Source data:
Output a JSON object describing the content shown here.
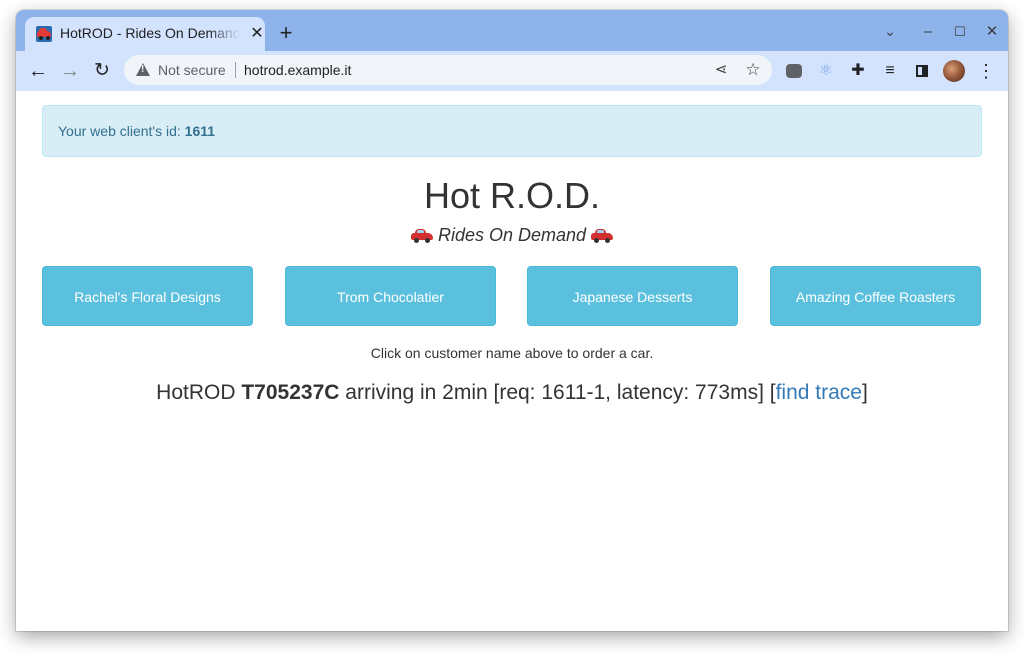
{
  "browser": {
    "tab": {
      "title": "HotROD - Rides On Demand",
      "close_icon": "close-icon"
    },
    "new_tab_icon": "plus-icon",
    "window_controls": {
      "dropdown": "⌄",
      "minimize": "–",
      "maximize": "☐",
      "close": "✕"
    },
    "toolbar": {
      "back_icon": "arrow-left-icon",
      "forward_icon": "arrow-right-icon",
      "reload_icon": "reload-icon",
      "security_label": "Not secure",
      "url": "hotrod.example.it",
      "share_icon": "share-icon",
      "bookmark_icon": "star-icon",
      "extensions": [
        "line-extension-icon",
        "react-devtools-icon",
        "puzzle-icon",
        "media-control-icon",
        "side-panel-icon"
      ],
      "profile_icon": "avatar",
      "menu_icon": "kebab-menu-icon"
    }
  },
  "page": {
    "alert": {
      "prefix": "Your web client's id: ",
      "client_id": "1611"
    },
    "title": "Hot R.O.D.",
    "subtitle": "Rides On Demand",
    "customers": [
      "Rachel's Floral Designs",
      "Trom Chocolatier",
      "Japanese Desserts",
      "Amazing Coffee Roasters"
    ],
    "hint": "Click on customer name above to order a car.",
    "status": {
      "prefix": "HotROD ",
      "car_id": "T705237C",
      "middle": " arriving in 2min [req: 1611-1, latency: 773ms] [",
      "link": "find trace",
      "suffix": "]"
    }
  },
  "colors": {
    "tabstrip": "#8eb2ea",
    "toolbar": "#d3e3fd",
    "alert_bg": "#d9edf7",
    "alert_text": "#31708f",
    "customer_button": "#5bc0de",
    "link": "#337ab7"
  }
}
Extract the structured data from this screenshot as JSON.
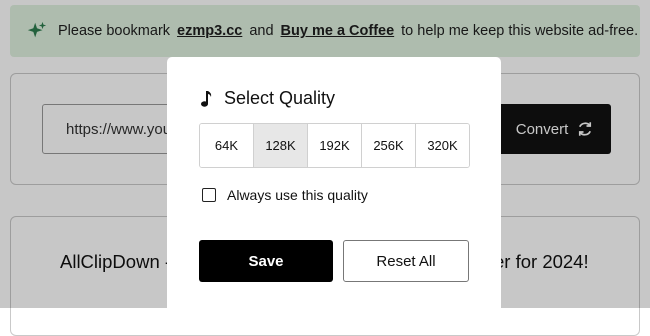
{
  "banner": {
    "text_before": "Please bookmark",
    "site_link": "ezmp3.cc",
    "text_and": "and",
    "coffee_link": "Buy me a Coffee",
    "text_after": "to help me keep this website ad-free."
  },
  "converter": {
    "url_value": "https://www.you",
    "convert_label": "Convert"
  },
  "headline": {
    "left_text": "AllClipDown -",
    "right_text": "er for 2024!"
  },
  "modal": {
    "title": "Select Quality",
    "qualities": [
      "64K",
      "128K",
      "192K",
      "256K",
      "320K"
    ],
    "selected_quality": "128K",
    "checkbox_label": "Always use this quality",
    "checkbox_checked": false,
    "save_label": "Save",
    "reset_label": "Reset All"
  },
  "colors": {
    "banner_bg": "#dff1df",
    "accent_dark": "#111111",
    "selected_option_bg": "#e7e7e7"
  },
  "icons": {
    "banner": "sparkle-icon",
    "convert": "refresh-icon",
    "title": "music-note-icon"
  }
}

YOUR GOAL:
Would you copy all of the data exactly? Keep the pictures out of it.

TASK RESULT:
Output a JSON object describing the content shown here.
{
  "browser": {
    "tab": {
      "title": "HotROD - Rides On Demand",
      "close_icon": "close-icon"
    },
    "new_tab_icon": "plus-icon",
    "window_controls": {
      "dropdown": "⌄",
      "minimize": "–",
      "maximize": "☐",
      "close": "✕"
    },
    "toolbar": {
      "back_icon": "arrow-left-icon",
      "forward_icon": "arrow-right-icon",
      "reload_icon": "reload-icon",
      "security_label": "Not secure",
      "url": "hotrod.example.it",
      "share_icon": "share-icon",
      "bookmark_icon": "star-icon",
      "extensions": [
        "line-extension-icon",
        "react-devtools-icon",
        "puzzle-icon",
        "media-control-icon",
        "side-panel-icon"
      ],
      "profile_icon": "avatar",
      "menu_icon": "kebab-menu-icon"
    }
  },
  "page": {
    "alert": {
      "prefix": "Your web client's id: ",
      "client_id": "1611"
    },
    "title": "Hot R.O.D.",
    "subtitle": "Rides On Demand",
    "customers": [
      "Rachel's Floral Designs",
      "Trom Chocolatier",
      "Japanese Desserts",
      "Amazing Coffee Roasters"
    ],
    "hint": "Click on customer name above to order a car.",
    "status": {
      "prefix": "HotROD ",
      "car_id": "T705237C",
      "middle": " arriving in 2min [req: 1611-1, latency: 773ms] [",
      "link": "find trace",
      "suffix": "]"
    }
  },
  "colors": {
    "tabstrip": "#8eb2ea",
    "toolbar": "#d3e3fd",
    "alert_bg": "#d9edf7",
    "alert_text": "#31708f",
    "customer_button": "#5bc0de",
    "link": "#337ab7"
  }
}
Extract the structured data from this screenshot as JSON.
{
  "banner": {
    "text_before": "Please bookmark",
    "site_link": "ezmp3.cc",
    "text_and": "and",
    "coffee_link": "Buy me a Coffee",
    "text_after": "to help me keep this website ad-free."
  },
  "converter": {
    "url_value": "https://www.you",
    "convert_label": "Convert"
  },
  "headline": {
    "left_text": "AllClipDown -",
    "right_text": "er for 2024!"
  },
  "modal": {
    "title": "Select Quality",
    "qualities": [
      "64K",
      "128K",
      "192K",
      "256K",
      "320K"
    ],
    "selected_quality": "128K",
    "checkbox_label": "Always use this quality",
    "checkbox_checked": false,
    "save_label": "Save",
    "reset_label": "Reset All"
  },
  "colors": {
    "banner_bg": "#dff1df",
    "accent_dark": "#111111",
    "selected_option_bg": "#e7e7e7"
  },
  "icons": {
    "banner": "sparkle-icon",
    "convert": "refresh-icon",
    "title": "music-note-icon"
  }
}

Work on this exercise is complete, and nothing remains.